- _WHAT THE TASK REQUIRES_
Entries follow. Return each line that contains the word "pink".

- _EXERCISE MATERIALS_

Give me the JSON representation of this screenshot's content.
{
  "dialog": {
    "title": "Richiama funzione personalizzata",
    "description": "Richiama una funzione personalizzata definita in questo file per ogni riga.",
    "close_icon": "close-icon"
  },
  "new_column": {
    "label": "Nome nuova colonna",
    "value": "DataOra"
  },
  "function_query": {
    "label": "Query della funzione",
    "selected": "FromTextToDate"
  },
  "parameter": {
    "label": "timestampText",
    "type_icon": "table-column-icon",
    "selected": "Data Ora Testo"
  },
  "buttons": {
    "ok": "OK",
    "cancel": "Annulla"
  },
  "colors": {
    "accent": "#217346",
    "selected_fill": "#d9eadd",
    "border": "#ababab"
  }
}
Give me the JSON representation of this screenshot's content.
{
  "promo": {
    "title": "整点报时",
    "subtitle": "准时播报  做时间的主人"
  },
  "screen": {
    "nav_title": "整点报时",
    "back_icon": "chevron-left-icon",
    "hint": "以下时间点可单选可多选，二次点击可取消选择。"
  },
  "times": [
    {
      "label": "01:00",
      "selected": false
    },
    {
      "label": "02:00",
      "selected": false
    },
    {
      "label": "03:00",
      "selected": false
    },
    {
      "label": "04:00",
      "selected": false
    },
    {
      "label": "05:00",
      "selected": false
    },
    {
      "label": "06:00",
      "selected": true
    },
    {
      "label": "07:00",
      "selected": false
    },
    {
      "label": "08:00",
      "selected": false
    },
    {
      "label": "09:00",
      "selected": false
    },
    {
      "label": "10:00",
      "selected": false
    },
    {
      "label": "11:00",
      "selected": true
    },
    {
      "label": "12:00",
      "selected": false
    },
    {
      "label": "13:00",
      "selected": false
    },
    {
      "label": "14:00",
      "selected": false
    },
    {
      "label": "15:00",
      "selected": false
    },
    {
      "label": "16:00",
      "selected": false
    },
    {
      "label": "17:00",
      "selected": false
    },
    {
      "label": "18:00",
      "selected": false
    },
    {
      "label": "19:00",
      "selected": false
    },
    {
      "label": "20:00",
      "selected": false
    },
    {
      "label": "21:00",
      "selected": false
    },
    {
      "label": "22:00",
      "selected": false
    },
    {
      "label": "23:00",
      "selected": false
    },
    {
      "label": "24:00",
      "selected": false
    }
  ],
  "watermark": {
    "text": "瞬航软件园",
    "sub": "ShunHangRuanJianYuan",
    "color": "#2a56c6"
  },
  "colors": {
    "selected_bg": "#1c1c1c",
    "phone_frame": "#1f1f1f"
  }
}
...
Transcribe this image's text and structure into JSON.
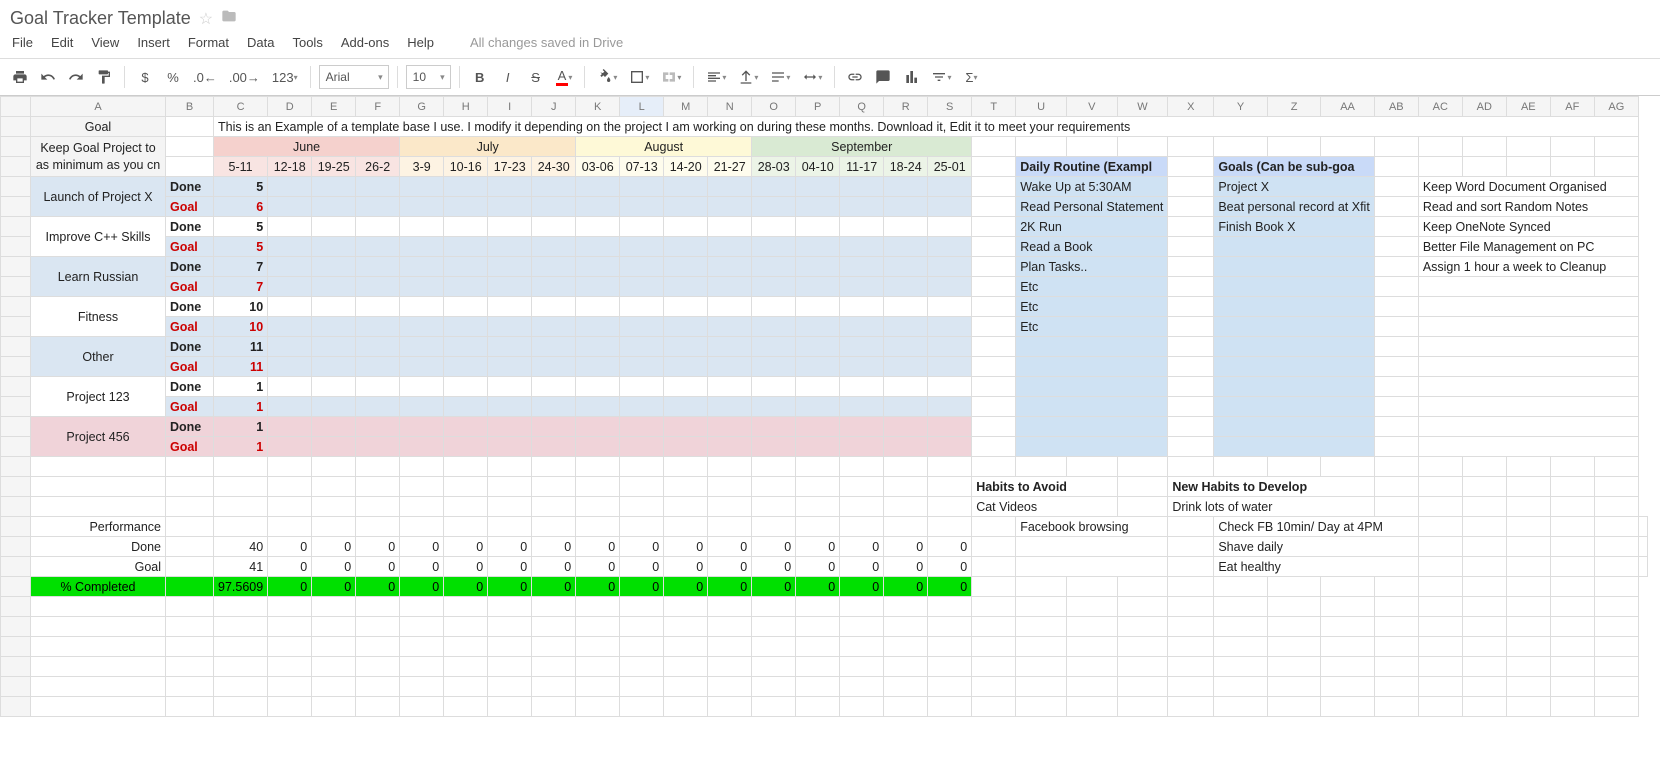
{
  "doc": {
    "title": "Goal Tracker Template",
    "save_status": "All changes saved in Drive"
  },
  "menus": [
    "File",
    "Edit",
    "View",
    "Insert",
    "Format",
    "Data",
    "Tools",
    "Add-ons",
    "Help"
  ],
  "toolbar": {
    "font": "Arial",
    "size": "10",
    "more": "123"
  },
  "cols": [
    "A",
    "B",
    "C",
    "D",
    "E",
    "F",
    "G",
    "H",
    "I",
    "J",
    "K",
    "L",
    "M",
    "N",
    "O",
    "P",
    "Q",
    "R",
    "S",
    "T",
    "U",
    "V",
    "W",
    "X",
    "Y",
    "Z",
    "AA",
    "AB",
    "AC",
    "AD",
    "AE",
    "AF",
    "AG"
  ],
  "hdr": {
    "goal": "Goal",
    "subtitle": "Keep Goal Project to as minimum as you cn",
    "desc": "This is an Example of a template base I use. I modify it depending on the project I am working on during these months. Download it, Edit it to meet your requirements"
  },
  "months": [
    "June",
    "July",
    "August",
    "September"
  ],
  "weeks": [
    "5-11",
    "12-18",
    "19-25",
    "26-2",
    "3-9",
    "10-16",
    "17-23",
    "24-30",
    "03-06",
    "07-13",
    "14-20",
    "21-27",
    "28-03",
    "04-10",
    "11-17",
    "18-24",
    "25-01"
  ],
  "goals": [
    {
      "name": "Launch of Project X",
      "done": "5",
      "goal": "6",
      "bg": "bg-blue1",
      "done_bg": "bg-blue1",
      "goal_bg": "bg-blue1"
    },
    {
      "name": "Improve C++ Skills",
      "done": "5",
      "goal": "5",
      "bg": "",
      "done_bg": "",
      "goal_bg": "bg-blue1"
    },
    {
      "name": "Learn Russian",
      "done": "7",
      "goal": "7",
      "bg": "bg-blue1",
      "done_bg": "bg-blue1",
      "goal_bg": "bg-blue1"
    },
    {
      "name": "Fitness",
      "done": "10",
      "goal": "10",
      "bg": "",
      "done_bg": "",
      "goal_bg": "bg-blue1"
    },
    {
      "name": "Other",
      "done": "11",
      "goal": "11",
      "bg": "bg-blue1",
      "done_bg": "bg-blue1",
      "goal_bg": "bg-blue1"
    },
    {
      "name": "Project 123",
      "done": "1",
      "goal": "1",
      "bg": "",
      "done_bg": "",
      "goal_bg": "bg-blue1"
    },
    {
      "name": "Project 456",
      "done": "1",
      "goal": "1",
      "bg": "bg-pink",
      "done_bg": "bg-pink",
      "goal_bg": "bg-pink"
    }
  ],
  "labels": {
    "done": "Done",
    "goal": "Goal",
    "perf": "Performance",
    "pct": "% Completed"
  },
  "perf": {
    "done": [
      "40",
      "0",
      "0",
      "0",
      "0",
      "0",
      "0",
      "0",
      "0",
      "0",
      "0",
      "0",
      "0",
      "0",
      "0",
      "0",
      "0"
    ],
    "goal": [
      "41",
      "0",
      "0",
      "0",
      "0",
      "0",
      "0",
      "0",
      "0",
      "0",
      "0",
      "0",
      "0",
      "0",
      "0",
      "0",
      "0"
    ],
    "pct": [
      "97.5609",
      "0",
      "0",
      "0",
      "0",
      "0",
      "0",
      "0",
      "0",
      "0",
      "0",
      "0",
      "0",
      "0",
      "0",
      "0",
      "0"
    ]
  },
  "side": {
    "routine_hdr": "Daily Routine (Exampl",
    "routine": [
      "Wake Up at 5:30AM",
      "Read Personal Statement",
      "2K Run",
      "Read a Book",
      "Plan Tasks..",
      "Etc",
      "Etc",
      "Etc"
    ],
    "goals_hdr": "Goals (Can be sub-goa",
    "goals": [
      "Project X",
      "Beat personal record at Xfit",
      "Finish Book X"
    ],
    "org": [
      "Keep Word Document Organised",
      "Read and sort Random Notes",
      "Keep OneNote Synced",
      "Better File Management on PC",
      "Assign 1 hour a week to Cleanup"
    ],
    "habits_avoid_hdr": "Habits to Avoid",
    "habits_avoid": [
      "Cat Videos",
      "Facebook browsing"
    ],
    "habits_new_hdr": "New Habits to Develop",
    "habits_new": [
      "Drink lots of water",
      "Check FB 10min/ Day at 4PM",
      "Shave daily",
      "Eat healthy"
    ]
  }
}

- _COMPLETED EXERCISE_
      "bg": "bg-pink",
      "done_bg": "bg-pink",
      "goal_bg": "bg-pink"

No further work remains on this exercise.